Among insured Hispanic adults, there are no significant differences between Spanish- and English-speakers in the likelihood of postponing or going without care and receiving certain types of care. About three in ten of both Spanish- and English-speakers said they postponed or went without needed care (Figure 11). Over three-quarters of both groups used medical services and nearly six in ten received a check-up or preventive care visit. Although Spanish-speakers are significantly more likely than English-speakers to report having an ongoing condition, there is no significant difference between Spanish- and English-speakers in the share that visited a doctor’s office for a specific health problem.
High shares of insured Hispanic adults report good communication with their providers regardless of language. Among both Spanish- and English-speaking insured Hispanic adults, over eight in ten report that they got all the information they wanted from their doctor, felt encouraged to ask questions, understood test results, and understood how to take prescribed medication (Figure 12).
Affordability of Health Care Costs and Financial Security

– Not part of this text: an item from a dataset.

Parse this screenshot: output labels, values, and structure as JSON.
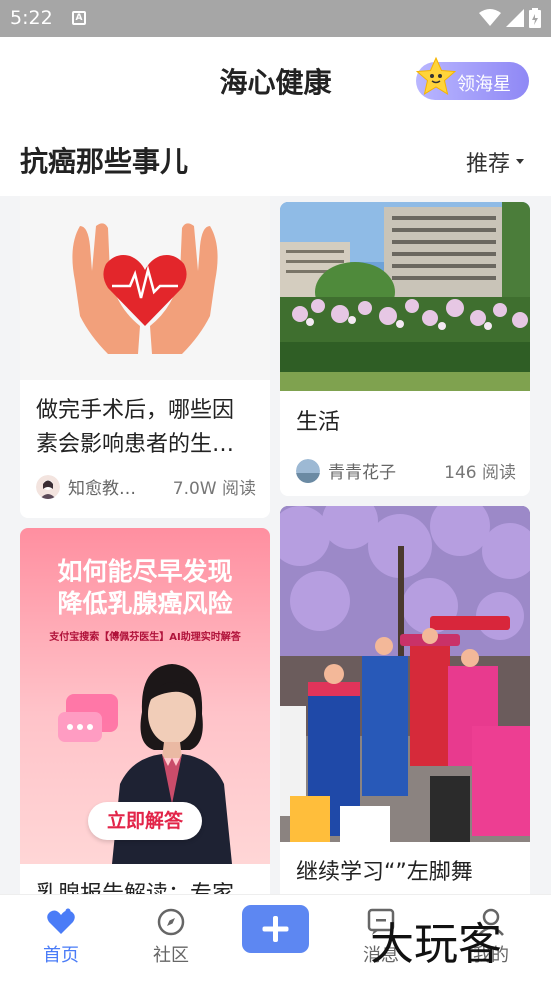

Reflecting their more limited incomes, Spanish-speaking insured Hispanic adults report greater concerns about and difficulty affording health care costs than English-speakers. English-speakers are twice as likely as Spanish-speakers to report confidence in their ability to afford usual medical costs (80% vs. 39%), and three times as likely to report confidence in their ability to afford major medical costs (60% vs. 20%) (Figure 13). In addition, among those who have a premium, Spanish-speakers are almost twice as likely as English speakers to say paying the premium is very or somewhat difficult (48% vs. 26%). However, overall, Spanish-speakers are less likely than English-speakers to have a premium since a larger share is covered by Medicaid, which generally does not charge premiums. Spanish-speakers also are more than three times as likely as English-speakers to say that worries over health care costs have a major effect on their job, family, or sleep (34% vs. 9%).
Spanish-speaking insured Hispanic adults also face larger overall financial challenges compared to those who speak English. Spanish-speakers are more likely than English-speakers to say they are financially insecure (43% vs. 24%) and that they find it somewhat or very difficult to pay for necessities (62% vs. 31%), save money (76% vs. 55%), or pay off debt (59% vs. 43%) (Figure 14).

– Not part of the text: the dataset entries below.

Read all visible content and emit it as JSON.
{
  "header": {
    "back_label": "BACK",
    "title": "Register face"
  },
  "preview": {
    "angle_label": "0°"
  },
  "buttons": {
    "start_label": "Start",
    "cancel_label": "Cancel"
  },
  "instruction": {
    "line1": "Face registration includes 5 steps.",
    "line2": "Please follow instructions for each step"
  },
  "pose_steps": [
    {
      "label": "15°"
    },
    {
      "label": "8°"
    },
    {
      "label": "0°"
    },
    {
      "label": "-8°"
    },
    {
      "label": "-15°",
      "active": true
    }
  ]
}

The findings show that, among insured Hispanic adults, Spanish-speakers face some increased challenges compared to English-speakers. They have greater gaps in their understanding of their coverage, and, as such, may benefit from targeted education efforts. Moreover, given their more limited incomes and broader financial challenges, Spanish-speakers are significantly more likely than English-speakers to have concerns about their ability to afford health care and to have difficulty affording premiums. As such, affordability of coverage and care is particularly important for Spanish-speakers. Despite these challenges, Spanish-speaking insured Hispanic adults are as likely as their English-speaking counterparts to receive care and communicate well with their provider. These findings suggest that clinics, which most Spanish-speakers rely on as their usual source of care and have a longstanding role serving a diverse population, are likely effective in connecting them to care and ensuring good communication with patients.